It was a riveting tale that reporter Alan Prendergast told in Westword, the Denver alternative weekly. Graphically and methodically, he showed how a Wisconsin-based insurance company by the name of Assurant Health fought one of its policyholders in court, trying to prove that she had been untruthful on her application for coverage. The Assurant case is significant, since the company is one of the biggest sellers of policies in the individual insurance market and stands to win big time under health reform. It is also one of the largest sellers of temporary insurance—so-called gap policies sold to people between jobs.
Prendergast’s story showed just how temporary its coverage can be. He chronicled the ordeal of Jennifer Latham of Longmont, Colorado, which began when she was seriously injured in an auto accident nearly five years ago. A parolee with a drug record rammed her car, leaving her with head trauma, internal injuries, and heaps of medical bills that she thought Assurant Health would pay. Instead, the insurer notified her that, on her application, she hadn’t disclosed several things: that she had discussed with her doctor a uterine prolapse with surgical resolution; incontinence; an ER visit for shortness of breath; and some “abnormal” diagnostic tests. The company gave her fifteen days to return a consent form, removing herself from coverage. If she didn’t, the company would toss her kids off the policy, too—a practice now outlawed under the new legislation. Assurant had rescinded her policy just when she needed it the most.
Latham went on the offensive, and sued Assurant for breach of contract and bad faith. The case dragged on for four years. Assurant’s lawyers offered $1 million to settle; she refused, a gutsy move for someone supporting four kids on Social Security payments of less than $1,700. After a two-week trial where her attorney asked the jurors to send a message loud enough “so that Milwaukee can hear you,” Latham won $37 million in punitive and compensatory damages, one of the largest bad-faith judgments in Colorado history. With tears in her eyes, Latham said: “Maybe this will change the way they do business.” Maybe. Time will tell.
Prendergast did the kind of reporting that is a rarity these days. He reported on the trial’s twists and turns. He told his readers about the cross-examination of the company’s highest-ranking witness, a manager who oversees the rescission process.
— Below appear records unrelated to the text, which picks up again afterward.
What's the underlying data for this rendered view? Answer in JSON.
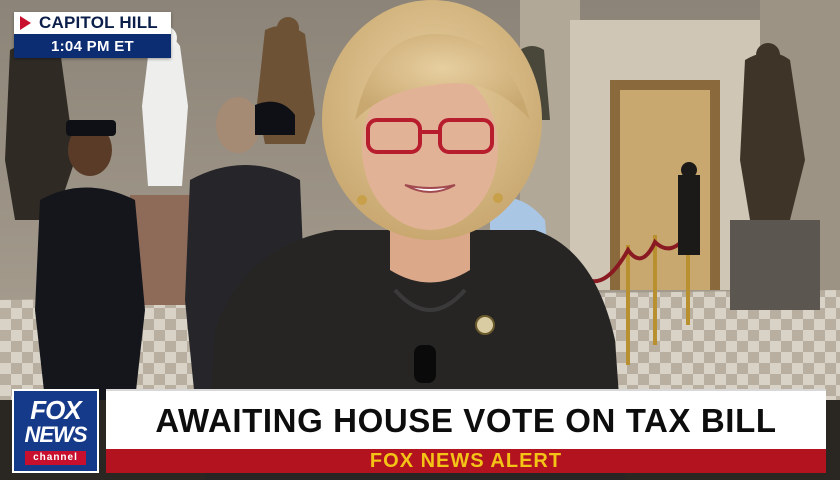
{
  "location_bug": {
    "place": "CAPITOL HILL",
    "time": "1:04 PM ET"
  },
  "network_logo": {
    "line1": "FOX",
    "line2": "NEWS",
    "line3": "channel"
  },
  "lower_third": {
    "headline": "AWAITING HOUSE VOTE ON TAX BILL",
    "alert": "FOX NEWS ALERT"
  },
  "colors": {
    "brand_navy": "#0d2d73",
    "alert_red": "#b3121f",
    "alert_text_yellow": "#f3c316"
  }
}
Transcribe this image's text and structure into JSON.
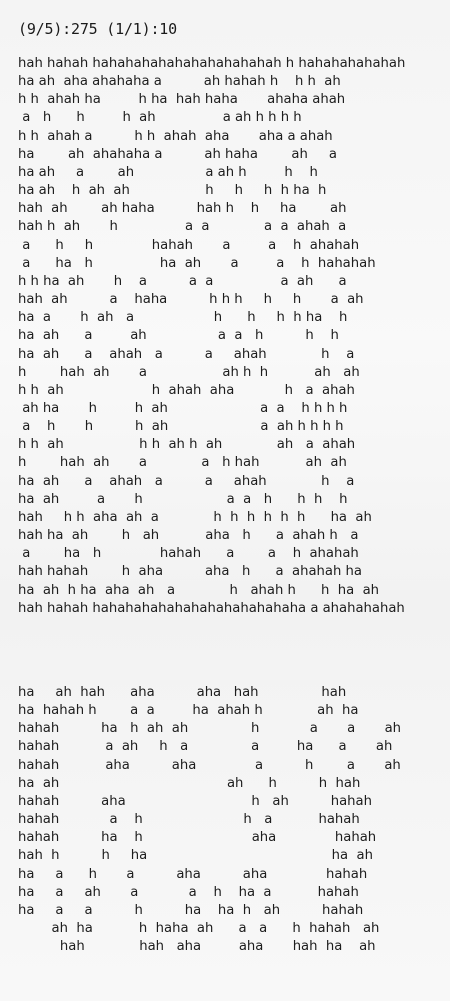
{
  "status_line": "(9/5):275 (1/1):10",
  "block1_lines": [
    "hah hahah hahahahahahahahahahahah h hahahahahahah",
    "ha ah  aha ahahaha a          ah hahah h    h h  ah",
    "h h  ahah ha         h ha  hah haha       ahaha ahah",
    " a   h      h         h  ah                a ah h h h h",
    "h h  ahah a          h h  ahah  aha       aha a ahah",
    "ha        ah  ahahaha a          ah haha        ah     a",
    "ha ah     a        ah                 a ah h         h    h",
    "ha ah    h  ah  ah                  h     h     h  h ha  h",
    "hah  ah        ah haha          hah h    h     ha        ah",
    "hah h  ah       h                a  a             a  a  ahah  a",
    " a      h     h              hahah       a         a    h  ahahah",
    " a      ha   h                ha  ah       a         a    h  hahahah",
    "h h ha  ah       h    a          a  a                a  ah      a",
    "hah  ah          a    haha          h h h     h     h       a  ah",
    "ha  a       h  ah   a                   h      h     h  h ha    h",
    "ha  ah      a         ah                 a  a   h          h    h",
    "ha  ah      a    ahah   a          a     ahah             h    a",
    "h        hah  ah       a                  ah h  h           ah   ah",
    "h h  ah                     h  ahah  aha            h   a  ahah",
    " ah ha       h         h  ah                      a  a    h h h h",
    " a    h       h          h  ah                      a  ah h h h h",
    "h h  ah                  h h  ah h  ah             ah   a  ahah",
    "h        hah  ah       a             a   h hah           ah  ah",
    "ha  ah      a    ahah   a          a     ahah             h    a",
    "ha  ah         a       h                    a  a   h      h  h    h",
    "hah     h h  aha  ah  a             h  h  h  h  h  h      ha  ah",
    "hah ha  ah        h   ah           aha   h      a  ahah h   a",
    " a        ha   h              hahah      a        a    h  ahahah",
    "hah hahah        h  aha          aha   h      a  ahahah ha",
    "ha  ah  h ha  aha  ah   a             h   ahah h      h  ha  ah",
    "hah hahah hahahahahahahahahahahahaha a ahahahahah"
  ],
  "block2_lines": [
    "ha     ah  hah      aha          aha   hah               hah",
    "ha  hahah h        a  a         ha  ahah h             ah  ha",
    "hahah          ha   h  ah  ah               h            a       a       ah",
    "hahah           a  ah     h   a               a         ha      a       ah",
    "hahah           aha          aha              a          h        a       ah",
    "ha  ah                                        ah      h          h  hah",
    "hahah          aha                              h   ah          hahah",
    "hahah            a    h                        h   a           hahah",
    "hahah          ha    h                          aha              hahah",
    "hah  h          h     ha                                            ha  ah",
    "ha     a      h       a          aha          aha              hahah",
    "ha     a     ah       a            a    h    ha  a           hahah",
    "ha     a     a          h          ha    ha  h   ah          hahah",
    "        ah  ha           h  haha  ah      a   a      h  hahah   ah",
    "          hah             hah   aha         aha       hah  ha    ah"
  ]
}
He reported that the jurors had nicknamed her Cruella, and that the company had done so many rescissions the week Latham lost her coverage—“109 in two hours, 68 seconds apiece”—that they had to schedule three cases, including Latham’s, for the next day.
Throughout the story, Pendergast revealed much about the inner workings of an insurance company. He provided a kind of an insurance 101. In a separate piece, he described how insurers in the individual market engage in the practice of “disciplined risk management” and make oodles of money doing it. It’s how they trim the risk pool of costly claims, like the ones resulting from Latham’s accident. He reported on the cases of other Assurant customers and described the process of post-claims underwriting—reviewing policyholders’ medical records after they’ve filed claims, and then rescinding the coverage. He looked at congressional testimony last summer, in which Assurant’s CEO Donald Hamm insisted that the company’s application forms “are written in simple, easy-to-understand, straightforward language.” Then, under questioning by Michigan’s Bart Stupak, Hamm admitted that he didn’t even know what some of the medical conditions were that his company was asking about on its applications.
The kind of story that Prendergast wrote is pretty rare these days. It moved away from the dreary horserace stories and minute-by-minute drama that were so much a part of the health coverage in the weeks leading up to the bill’s passage. With reporting capacity down across the nation’s media outlets, stories like these might become even rarer. But they will be needed more than ever if the press is to perform its watchdog function and monitor how the new law is working. While the MSM continues its obsession with politics and pony races, the alternative press shows it can expose the real story.Trudy Lieberman is a longtime contributing editor to the Columbia Journalism Review. She is the lead writer for The Second Opinion, CJR's healthcare desk, which is part of our United States Project on the coverage of politics and policy. She also blogs for Health News Review. Follow her on Twitter @Trudy_Lieberman.